As a class, review how to access Morning Work. Keep it consistent; if you’re using Google Classroom, model how to open the assignment in Google Classroom and then how to edit in Google Slides. You’ll also want to be sure to review how to turn an assignment in.
If you need assistance creating your first assignment on Google Classroom, check out this post with step-by-step instructions!
If you’re using a Microsoft platform, be sure to review how to open, edit, and save the PowerPoint document.
Model, Model, Model. Then, Model Again.
I suggest completing the entire first week of Digital Morning Work together.
Be sure to highlight every component of the Morning Work routine, including the following:
- How devices should look on students’ desks (position, placement, etc.)
- How to use the undo button (Trust me, you’re going to want to make sure students know how to use this button ASAP.)
- How to select a text box, delete text, add text, and resize the text box
- How to change font size (Don’t forget to teach students how to highlight the text before adjusting the font size; otherwise you’ll have lots of questions and several students saying, “It’s not working!” )
- How to save (if you’re using PowerPoint) and how Google saves work automatically
- How to submit work at the end of the week (if using Google Classroom)
Ideally, you’ll want students to complete Morning Work entirely independently to ensure you can complete your own morning task list and take attendance. Make independence your goal!
Need Scratch Paper?
There are math problems included in my Digital Morning Work, and students will most likely need to show their work to solve. Decide if you’d like students to use a digital whiteboard on their device to show their work or if you’d prefer them to use a pencil and paper.
Here’s what people are saying about my Paper & Digital Morning Work:
Digital Scratch Paper
One huge benefit of using devices is that students can take a screenshot of problems and insert them into digital whiteboard apps.
An app that I like to use on an iPad is called Absolute Board. Another honorable mention is the app ShowMe.
Absolute Board is very straightforward. Great for students who need minimal distraction.
ShowMe is much more powerful but is a little “loud” when considering the home screen’s setup.
To use a digital whiteboard, teach students first to screenshot, crop the picture to show just the problem, and save. Switch over to the whiteboard app, and insert the screenshot of the problem. From here, students can show their work.
Pro-tip: Have students screenshot their completed work and insert it back into the Google Slides as evidence of how they solved!
Make it Count
Morning Work should be more than busywork. Be sure to schedule some time to review Morning Work. I like to make morning work count for a completion grade instead of an assignment graded for accuracy. Morning Work should be time for students to explore new topics or review topics that they may have seen earlier in the year.
I love to incorporate growth mindset lessons into Morning Work. I always say, “The more corrections you have, the more you’re learning!” A growth mindset encourages students to correct incorrect work and to feel comfortable making mistakes.
Establish a routine for your fast finishers. Since students will already have their devices in front of them, create guidelines on which apps they can be on when their work is complete or if you’d prefer them to read silently.

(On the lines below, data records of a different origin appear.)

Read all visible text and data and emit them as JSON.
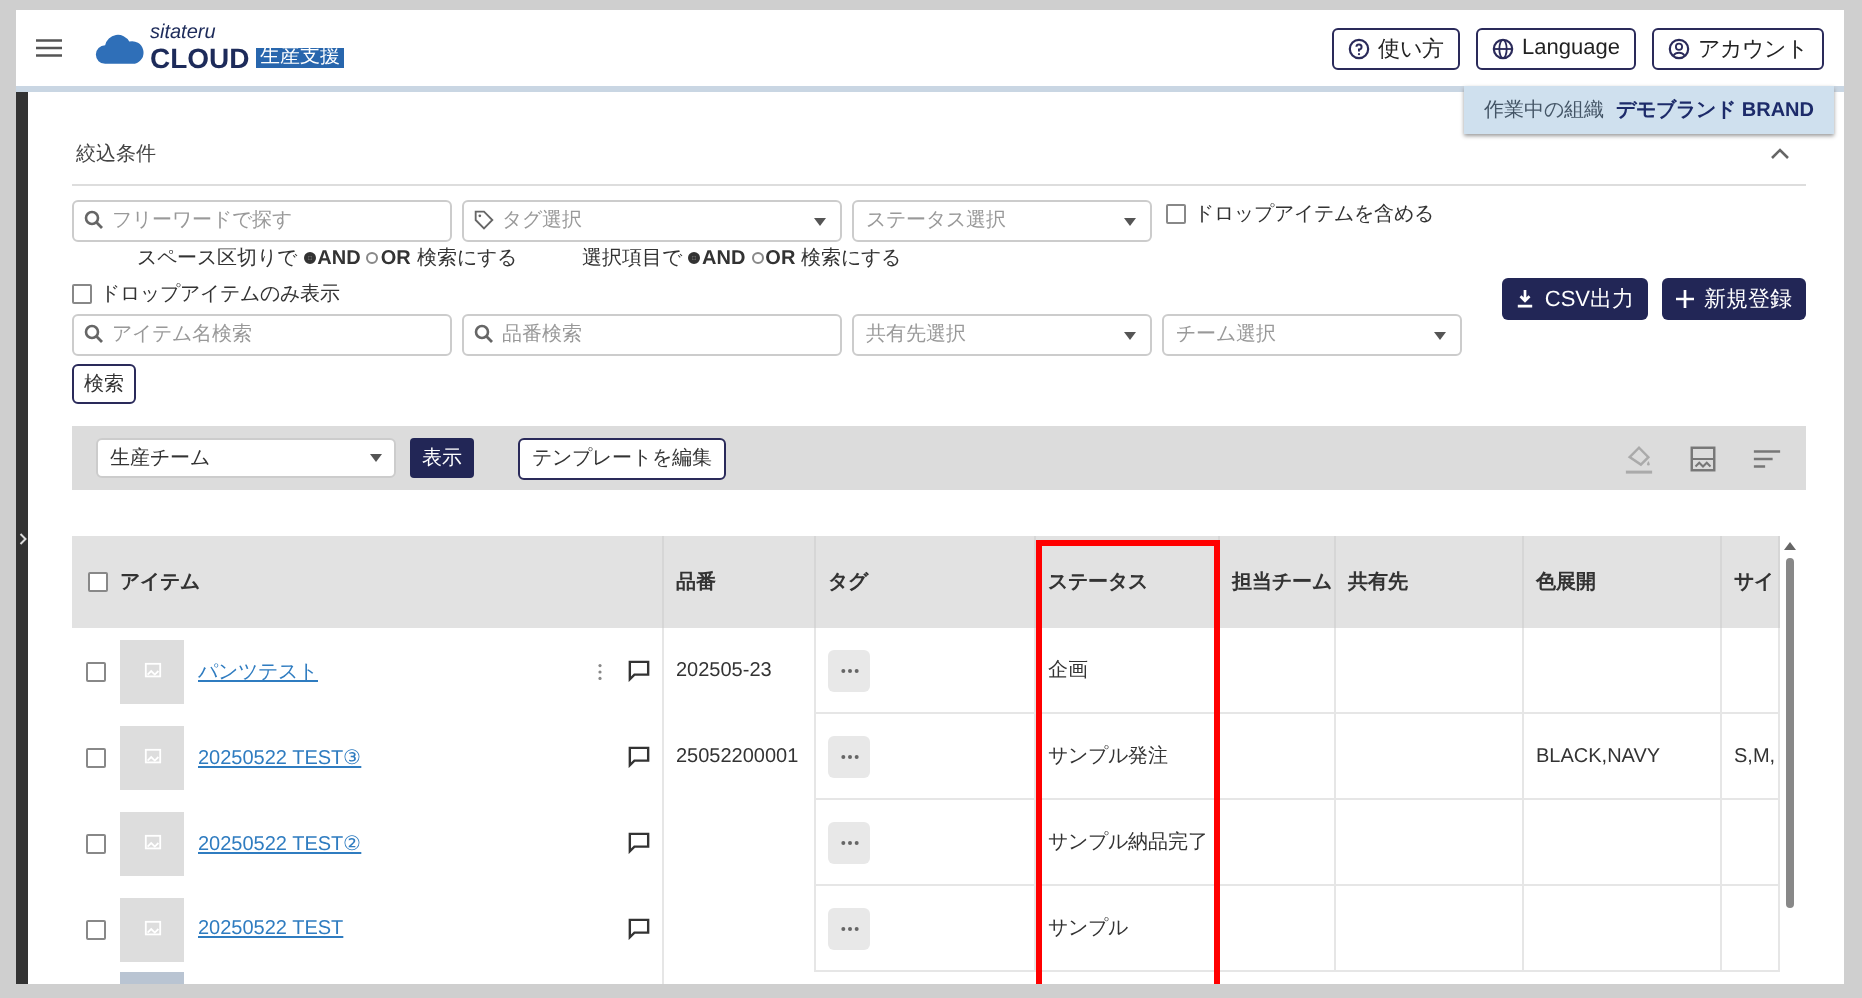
{
  "header": {
    "logo_small": "sitateru",
    "logo_main": "CLOUD",
    "logo_badge": "生産支援",
    "buttons": [
      {
        "kind": "help",
        "label": "使い方"
      },
      {
        "kind": "language",
        "label": "Language"
      },
      {
        "kind": "account",
        "label": "アカウント"
      }
    ]
  },
  "org": {
    "label": "作業中の組織",
    "name": "デモブランド BRAND"
  },
  "filter": {
    "title": "絞込条件",
    "expanded": true,
    "freeword": {
      "placeholder": "フリーワードで探す"
    },
    "tag": {
      "placeholder": "タグ選択"
    },
    "status": {
      "placeholder": "ステータス選択"
    },
    "include_drop": {
      "label": "ドロップアイテムを含める",
      "checked": false
    },
    "hints": [
      {
        "prefix": "スペース区切りで",
        "options": [
          {
            "label": "AND",
            "selected": true
          },
          {
            "label": "OR",
            "selected": false
          }
        ],
        "suffix": "検索にする"
      },
      {
        "prefix": "選択項目で",
        "options": [
          {
            "label": "AND",
            "selected": true
          },
          {
            "label": "OR",
            "selected": false
          }
        ],
        "suffix": "検索にする"
      }
    ],
    "only_drop": {
      "label": "ドロップアイテムのみ表示",
      "checked": false
    },
    "item_name": {
      "placeholder": "アイテム名検索"
    },
    "code": {
      "placeholder": "品番検索"
    },
    "share": {
      "placeholder": "共有先選択"
    },
    "team": {
      "placeholder": "チーム選択"
    },
    "search_button": "検索"
  },
  "actions": [
    {
      "kind": "download",
      "label": "CSV出力"
    },
    {
      "kind": "add",
      "label": "新規登録"
    }
  ],
  "toolbar": {
    "template_select": "生産チーム",
    "show_button": "表示",
    "edit_button": "テンプレートを編集"
  },
  "table": {
    "all_checked": false,
    "columns": [
      {
        "label": "アイテム",
        "highlighted": false
      },
      {
        "label": "品番",
        "highlighted": false
      },
      {
        "label": "タグ",
        "highlighted": false
      },
      {
        "label": "ステータス",
        "highlighted": true
      },
      {
        "label": "担当チーム",
        "highlighted": false
      },
      {
        "label": "共有先",
        "highlighted": false
      },
      {
        "label": "色展開",
        "highlighted": false
      },
      {
        "label": "サイ",
        "highlighted": false
      }
    ],
    "rows": [
      {
        "checked": false,
        "name": "パンツテスト",
        "menu": true,
        "code": "202505‐23",
        "status": "企画",
        "team": "",
        "share": "",
        "colors": "",
        "sizes": ""
      },
      {
        "checked": false,
        "name": "20250522 TEST③",
        "menu": false,
        "code": "25052200001",
        "status": "サンプル発注",
        "team": "",
        "share": "",
        "colors": "BLACK,NAVY",
        "sizes": "S,M,"
      },
      {
        "checked": false,
        "name": "20250522 TEST②",
        "menu": false,
        "code": "",
        "status": "サンプル納品完了",
        "team": "",
        "share": "",
        "colors": "",
        "sizes": ""
      },
      {
        "checked": false,
        "name": "20250522 TEST",
        "menu": false,
        "code": "",
        "status": "サンプル",
        "team": "",
        "share": "",
        "colors": "",
        "sizes": ""
      },
      {
        "photo": true
      }
    ]
  }
}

If you’re interested in adding Morning Work to your digital day, click the link for your grade level below to learn more!
If you liked this post, I have a few others that you might be interested in too!
Check them out below: